Abstract

BACKGROUND This study aimed to examine both GPS-determined and self-reported walking, cycling and passive transport in leisure time during week- and weekend-days among 10 to 12-year old children. Comparisons between GPS-determined and self-reported transport in leisure time were investigated. Second, associations between parental perceptions of the neighborhood environment and GPS-determined walking, cycling and passive transport in leisure time were studied. METHODS Children (10 to 12-years old; n = 126) wore a GPS device and an accelerometer for 7 consecutive days to assess objectively measured transport in leisure time and filled out a diary to assess self-reported transport in leisure time. Parents completed a questionnaire to assess parental perceptions of the neighborhood environment. Pearson correlations and t-tests were used to test for concurrent validity and differences between GPS-determined and self-reported transport in leisure time. Generalized linear models were used to determine the associations between the parental perceptions of the neighborhood environment and GPS-determined transport in leisure time. RESULTS Overall, children under-reported their walking and cycling in leisure time, compared to GPS-determined measures (all p values <0.001). However, children reported their passive transport in leisure time during weekend days quite accurate. GPS-determined measures revealed that children walked most during weekdays (M = 3.96 trips/day; 26.10 min/day) and used passive transport more frequently during weekend days (M = 2.12 trips/day; 31.39 min/day). Only a few parental perceived environmental attributes of the neighborhood (i.e. residential density, land use mix access, quality and availability of walking and cycling facilities, and aesthetics) were significantly associated with children's GPS-determined walking, cycling or passive transport in leisure time. CONCLUSIONS To accurately assess children's active transport in leisure time, GPS measures are recommended over self-reports. More research using GPS with a focus on children's transport in leisure time and investigating the associations with parental perceptions of the neighborhood environment is needed to confirm the results of the present study.
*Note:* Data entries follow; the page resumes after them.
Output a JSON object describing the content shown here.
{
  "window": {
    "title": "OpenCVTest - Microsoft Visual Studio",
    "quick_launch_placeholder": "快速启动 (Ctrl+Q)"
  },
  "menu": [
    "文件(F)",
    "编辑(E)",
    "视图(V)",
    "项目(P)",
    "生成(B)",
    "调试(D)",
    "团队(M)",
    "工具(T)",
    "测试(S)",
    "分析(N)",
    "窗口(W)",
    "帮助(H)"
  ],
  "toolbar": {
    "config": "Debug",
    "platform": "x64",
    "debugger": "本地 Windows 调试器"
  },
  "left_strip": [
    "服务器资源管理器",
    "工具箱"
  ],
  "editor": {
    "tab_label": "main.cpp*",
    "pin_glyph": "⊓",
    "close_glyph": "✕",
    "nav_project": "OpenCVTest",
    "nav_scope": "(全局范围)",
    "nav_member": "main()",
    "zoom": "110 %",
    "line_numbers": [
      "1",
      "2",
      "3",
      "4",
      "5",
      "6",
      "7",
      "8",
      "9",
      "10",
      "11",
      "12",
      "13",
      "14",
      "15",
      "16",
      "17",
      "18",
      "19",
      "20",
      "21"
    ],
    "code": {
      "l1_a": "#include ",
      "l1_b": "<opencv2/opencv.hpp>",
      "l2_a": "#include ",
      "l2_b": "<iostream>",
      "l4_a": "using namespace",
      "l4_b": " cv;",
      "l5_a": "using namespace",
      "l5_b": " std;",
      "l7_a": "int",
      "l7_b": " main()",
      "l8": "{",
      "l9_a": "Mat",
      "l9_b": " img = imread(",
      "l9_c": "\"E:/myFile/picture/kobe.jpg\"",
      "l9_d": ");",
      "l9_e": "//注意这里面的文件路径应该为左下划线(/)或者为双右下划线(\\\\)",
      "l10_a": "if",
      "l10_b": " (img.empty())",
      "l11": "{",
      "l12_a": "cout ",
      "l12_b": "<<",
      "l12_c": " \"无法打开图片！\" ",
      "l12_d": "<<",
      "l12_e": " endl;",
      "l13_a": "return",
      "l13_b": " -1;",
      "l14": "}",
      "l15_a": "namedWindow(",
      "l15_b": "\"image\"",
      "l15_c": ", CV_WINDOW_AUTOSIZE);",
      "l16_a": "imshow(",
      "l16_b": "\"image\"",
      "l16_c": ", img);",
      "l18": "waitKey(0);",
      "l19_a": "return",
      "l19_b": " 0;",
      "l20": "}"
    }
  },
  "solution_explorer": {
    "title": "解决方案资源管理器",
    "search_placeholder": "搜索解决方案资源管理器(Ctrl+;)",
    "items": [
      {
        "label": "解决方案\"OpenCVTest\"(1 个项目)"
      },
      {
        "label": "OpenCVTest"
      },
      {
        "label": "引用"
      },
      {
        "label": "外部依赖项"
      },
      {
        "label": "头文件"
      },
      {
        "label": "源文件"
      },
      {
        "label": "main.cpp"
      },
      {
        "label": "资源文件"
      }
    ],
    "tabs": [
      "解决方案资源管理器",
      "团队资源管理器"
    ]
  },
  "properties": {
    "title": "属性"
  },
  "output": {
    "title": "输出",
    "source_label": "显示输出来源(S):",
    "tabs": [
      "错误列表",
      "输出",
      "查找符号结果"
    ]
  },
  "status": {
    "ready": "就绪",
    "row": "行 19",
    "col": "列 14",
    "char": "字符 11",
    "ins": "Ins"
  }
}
Cite

CITATION STYLE

APA

Vanwolleghem, G., Schipperijn, J., Gheysen, F., Cardon, G., De Bourdeaudhuij, I., & Van Dyck, D. (2016). Children’s GPS-determined versus self-reported transport in leisure time and associations with parental perceptions of the neighborhood environment. International Journal of Health Geographics, 15(1). https://doi.org/10.1186/s12942-016-0045-9

Register to see more suggestions

Mendeley helps you to discover research relevant for your work.

Already have an account?

Save time finding and organizing research with Mendeley

Sign up for free